» **What is expected**
Copy every entry exactly as it reads and exclude whatever pictures appear.

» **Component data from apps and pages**
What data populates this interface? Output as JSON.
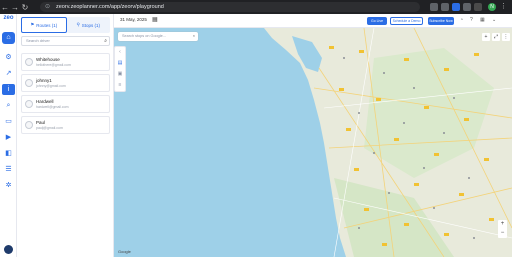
{
  "browser": {
    "url": "zeorv.zeoplanner.com/app/zeorv/playground",
    "profile_initial": "N"
  },
  "rail": {
    "logo": "zeo"
  },
  "panel": {
    "tabs": [
      {
        "label": "Routes (1)",
        "active": true
      },
      {
        "label": "Stops (1)",
        "active": false
      }
    ],
    "search_placeholder": "Search driver",
    "drivers": [
      {
        "name": "Whitehouse",
        "email": "hellothere@gmail.com"
      },
      {
        "name": "johnny1",
        "email": "johnny@gmail.com"
      },
      {
        "name": "Hardwell",
        "email": "hardwell@gmail.com"
      },
      {
        "name": "Paul",
        "email": "paulj@gmail.com"
      }
    ]
  },
  "topbar": {
    "date": "31 May, 2025",
    "btn_optimize": "Go Live",
    "btn_schedule": "Schedule a Demo",
    "btn_subscribe": "Subscribe Now"
  },
  "map": {
    "search_placeholder": "Search stops on Google...",
    "attribution": "Google",
    "sea_color": "#9ed0e8",
    "land_color": "#e8eadb"
  }
}
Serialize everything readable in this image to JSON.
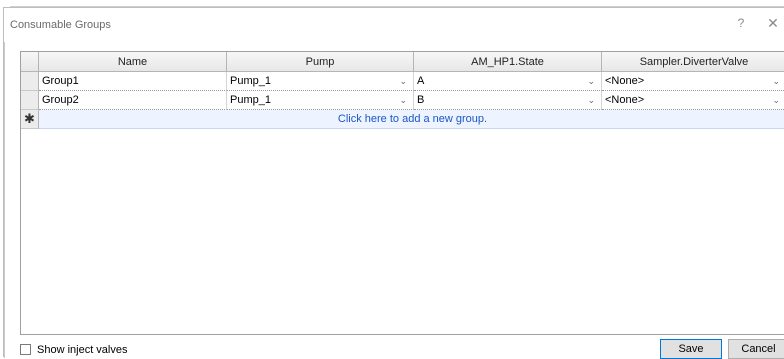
{
  "dialog": {
    "title": "Consumable Groups",
    "help_label": "?",
    "close_label": "✕"
  },
  "grid": {
    "columns": [
      "Name",
      "Pump",
      "AM_HP1.State",
      "Sampler.DiverterValve"
    ],
    "rows": [
      [
        "Group1",
        "Pump_1",
        "A",
        "<None>"
      ],
      [
        "Group2",
        "Pump_1",
        "B",
        "<None>"
      ]
    ],
    "dropdown_glyph": "⌄",
    "new_row_marker": "✱",
    "new_row_text": "Click here to add a new group."
  },
  "footer": {
    "show_inject_label": "Show inject valves",
    "show_inject_checked": false,
    "save_label": "Save",
    "cancel_label": "Cancel"
  },
  "colors": {
    "link": "#1a56c7",
    "new_row_bg": "#eef4ff",
    "default_button_border": "#0078d7"
  }
}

» **Result for this exercise**
What data populates this interface? Output as JSON.
{
  "browser": {
    "url": "zeorv.zeoplanner.com/app/zeorv/playground",
    "profile_initial": "N"
  },
  "rail": {
    "logo": "zeo"
  },
  "panel": {
    "tabs": [
      {
        "label": "Routes (1)",
        "active": true
      },
      {
        "label": "Stops (1)",
        "active": false
      }
    ],
    "search_placeholder": "Search driver",
    "drivers": [
      {
        "name": "Whitehouse",
        "email": "hellothere@gmail.com"
      },
      {
        "name": "johnny1",
        "email": "johnny@gmail.com"
      },
      {
        "name": "Hardwell",
        "email": "hardwell@gmail.com"
      },
      {
        "name": "Paul",
        "email": "paulj@gmail.com"
      }
    ]
  },
  "topbar": {
    "date": "31 May, 2025",
    "btn_optimize": "Go Live",
    "btn_schedule": "Schedule a Demo",
    "btn_subscribe": "Subscribe Now"
  },
  "map": {
    "search_placeholder": "Search stops on Google...",
    "attribution": "Google",
    "sea_color": "#9ed0e8",
    "land_color": "#e8eadb"
  }
}
Serialize everything readable in this image to JSON.
{
  "dialog": {
    "title": "Consumable Groups",
    "help_label": "?",
    "close_label": "✕"
  },
  "grid": {
    "columns": [
      "Name",
      "Pump",
      "AM_HP1.State",
      "Sampler.DiverterValve"
    ],
    "rows": [
      [
        "Group1",
        "Pump_1",
        "A",
        "<None>"
      ],
      [
        "Group2",
        "Pump_1",
        "B",
        "<None>"
      ]
    ],
    "dropdown_glyph": "⌄",
    "new_row_marker": "✱",
    "new_row_text": "Click here to add a new group."
  },
  "footer": {
    "show_inject_label": "Show inject valves",
    "show_inject_checked": false,
    "save_label": "Save",
    "cancel_label": "Cancel"
  },
  "colors": {
    "link": "#1a56c7",
    "new_row_bg": "#eef4ff",
    "default_button_border": "#0078d7"
  }
}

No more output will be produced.